**RECORD EXTRACTS:**
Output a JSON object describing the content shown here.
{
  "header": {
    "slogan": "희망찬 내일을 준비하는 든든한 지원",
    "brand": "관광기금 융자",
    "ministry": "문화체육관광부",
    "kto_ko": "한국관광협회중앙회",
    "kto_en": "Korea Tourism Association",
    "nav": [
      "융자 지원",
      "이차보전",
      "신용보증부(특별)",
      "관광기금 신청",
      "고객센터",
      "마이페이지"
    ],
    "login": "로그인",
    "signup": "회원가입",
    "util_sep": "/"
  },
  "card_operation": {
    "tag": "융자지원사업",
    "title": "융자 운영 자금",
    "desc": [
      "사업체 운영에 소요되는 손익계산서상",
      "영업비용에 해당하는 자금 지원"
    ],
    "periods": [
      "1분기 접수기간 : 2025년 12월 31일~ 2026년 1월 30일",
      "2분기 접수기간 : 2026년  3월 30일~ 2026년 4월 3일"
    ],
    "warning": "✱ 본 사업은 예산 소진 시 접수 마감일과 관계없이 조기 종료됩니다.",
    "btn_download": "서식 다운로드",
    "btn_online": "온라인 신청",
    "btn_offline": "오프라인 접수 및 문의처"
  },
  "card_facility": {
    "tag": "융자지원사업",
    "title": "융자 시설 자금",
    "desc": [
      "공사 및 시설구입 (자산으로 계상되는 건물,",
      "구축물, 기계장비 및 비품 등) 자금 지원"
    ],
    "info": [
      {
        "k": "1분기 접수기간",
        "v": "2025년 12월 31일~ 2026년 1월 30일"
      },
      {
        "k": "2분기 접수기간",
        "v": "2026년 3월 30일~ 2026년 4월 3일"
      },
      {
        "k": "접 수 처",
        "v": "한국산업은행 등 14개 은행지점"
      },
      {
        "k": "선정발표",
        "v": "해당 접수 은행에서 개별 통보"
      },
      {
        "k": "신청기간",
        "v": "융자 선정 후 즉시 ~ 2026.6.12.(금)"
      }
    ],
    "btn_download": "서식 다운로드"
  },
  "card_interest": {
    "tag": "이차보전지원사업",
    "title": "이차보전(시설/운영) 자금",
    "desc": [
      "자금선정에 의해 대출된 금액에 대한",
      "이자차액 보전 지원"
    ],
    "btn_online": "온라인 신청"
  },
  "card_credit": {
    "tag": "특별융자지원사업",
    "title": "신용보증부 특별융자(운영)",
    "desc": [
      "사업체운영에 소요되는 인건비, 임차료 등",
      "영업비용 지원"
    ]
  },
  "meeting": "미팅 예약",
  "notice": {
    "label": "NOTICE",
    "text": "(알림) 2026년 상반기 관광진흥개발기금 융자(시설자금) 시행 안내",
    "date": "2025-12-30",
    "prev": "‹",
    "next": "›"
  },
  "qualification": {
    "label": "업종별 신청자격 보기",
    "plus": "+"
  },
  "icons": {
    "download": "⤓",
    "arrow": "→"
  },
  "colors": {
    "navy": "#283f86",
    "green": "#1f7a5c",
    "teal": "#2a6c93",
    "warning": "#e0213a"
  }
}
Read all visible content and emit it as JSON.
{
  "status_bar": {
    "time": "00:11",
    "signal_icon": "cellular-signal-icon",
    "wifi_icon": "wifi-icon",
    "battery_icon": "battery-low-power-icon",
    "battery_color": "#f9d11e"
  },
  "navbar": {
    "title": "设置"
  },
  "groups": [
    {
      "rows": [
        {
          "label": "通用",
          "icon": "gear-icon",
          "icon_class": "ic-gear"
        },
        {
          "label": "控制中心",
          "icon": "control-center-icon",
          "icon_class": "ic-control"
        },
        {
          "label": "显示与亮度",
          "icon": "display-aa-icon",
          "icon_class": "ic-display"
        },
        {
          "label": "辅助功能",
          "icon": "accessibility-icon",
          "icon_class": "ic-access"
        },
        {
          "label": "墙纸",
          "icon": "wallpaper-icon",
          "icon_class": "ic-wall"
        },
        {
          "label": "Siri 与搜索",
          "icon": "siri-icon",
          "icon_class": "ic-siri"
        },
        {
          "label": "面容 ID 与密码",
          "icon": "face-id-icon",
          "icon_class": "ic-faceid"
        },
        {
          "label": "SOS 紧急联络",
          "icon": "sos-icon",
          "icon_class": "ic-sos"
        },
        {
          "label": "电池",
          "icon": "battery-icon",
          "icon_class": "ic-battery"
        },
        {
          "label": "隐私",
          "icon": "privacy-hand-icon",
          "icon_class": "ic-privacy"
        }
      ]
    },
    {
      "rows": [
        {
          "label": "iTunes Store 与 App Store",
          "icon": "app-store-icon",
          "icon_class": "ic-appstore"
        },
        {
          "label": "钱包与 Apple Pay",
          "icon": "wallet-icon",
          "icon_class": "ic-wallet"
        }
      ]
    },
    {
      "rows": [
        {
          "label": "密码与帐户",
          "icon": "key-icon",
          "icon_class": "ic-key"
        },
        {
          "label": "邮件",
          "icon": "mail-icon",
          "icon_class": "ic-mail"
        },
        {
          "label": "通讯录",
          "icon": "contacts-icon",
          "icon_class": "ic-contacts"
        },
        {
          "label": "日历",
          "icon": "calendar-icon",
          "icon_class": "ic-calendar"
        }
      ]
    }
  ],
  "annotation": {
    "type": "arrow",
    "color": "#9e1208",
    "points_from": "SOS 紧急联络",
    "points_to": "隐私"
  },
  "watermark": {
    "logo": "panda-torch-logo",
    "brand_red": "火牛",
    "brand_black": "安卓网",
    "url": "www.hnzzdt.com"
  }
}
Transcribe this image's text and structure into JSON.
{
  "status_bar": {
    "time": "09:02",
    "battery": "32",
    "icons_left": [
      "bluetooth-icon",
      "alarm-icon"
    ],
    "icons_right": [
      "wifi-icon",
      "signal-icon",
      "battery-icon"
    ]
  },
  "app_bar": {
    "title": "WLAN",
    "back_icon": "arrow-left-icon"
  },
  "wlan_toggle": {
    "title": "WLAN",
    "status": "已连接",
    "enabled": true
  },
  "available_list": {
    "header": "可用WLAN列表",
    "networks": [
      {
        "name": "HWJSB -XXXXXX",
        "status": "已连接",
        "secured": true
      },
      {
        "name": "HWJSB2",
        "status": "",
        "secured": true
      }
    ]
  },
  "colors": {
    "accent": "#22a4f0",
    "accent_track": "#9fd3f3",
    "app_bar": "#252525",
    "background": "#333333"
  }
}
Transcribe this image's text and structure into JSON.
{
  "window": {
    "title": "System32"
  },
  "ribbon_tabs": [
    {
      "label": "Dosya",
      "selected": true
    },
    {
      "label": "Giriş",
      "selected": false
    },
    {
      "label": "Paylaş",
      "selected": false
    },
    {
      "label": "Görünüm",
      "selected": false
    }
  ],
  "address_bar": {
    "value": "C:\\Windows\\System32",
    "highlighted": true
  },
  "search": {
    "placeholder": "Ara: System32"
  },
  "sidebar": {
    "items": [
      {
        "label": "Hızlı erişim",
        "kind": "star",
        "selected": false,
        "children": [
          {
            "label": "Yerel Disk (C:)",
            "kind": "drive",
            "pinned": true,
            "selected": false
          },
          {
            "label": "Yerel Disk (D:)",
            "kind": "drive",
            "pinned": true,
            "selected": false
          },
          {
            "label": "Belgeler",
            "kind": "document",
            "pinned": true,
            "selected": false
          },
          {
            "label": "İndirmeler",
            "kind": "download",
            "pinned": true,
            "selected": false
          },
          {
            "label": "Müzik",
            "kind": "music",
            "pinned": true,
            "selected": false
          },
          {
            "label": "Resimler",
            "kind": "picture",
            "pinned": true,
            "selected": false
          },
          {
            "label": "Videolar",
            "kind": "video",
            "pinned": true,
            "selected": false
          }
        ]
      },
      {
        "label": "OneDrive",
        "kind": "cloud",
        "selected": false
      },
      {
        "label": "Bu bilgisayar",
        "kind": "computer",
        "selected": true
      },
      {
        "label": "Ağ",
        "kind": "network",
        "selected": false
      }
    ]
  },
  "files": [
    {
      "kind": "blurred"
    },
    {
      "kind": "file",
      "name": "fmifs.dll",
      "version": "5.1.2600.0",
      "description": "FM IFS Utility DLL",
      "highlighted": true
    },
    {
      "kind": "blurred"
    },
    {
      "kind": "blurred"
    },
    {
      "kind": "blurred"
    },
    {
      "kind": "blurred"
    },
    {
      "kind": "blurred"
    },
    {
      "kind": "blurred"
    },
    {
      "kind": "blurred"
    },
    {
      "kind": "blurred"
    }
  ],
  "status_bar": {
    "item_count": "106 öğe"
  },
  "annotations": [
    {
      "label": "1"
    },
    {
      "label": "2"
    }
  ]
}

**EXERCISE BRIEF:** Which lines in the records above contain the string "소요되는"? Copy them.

**OUTPUT OF THE TASK:**
      "사업체 운영에 소요되는 손익계산서상",
      "사업체운영에 소요되는 인건비, 임차료 등",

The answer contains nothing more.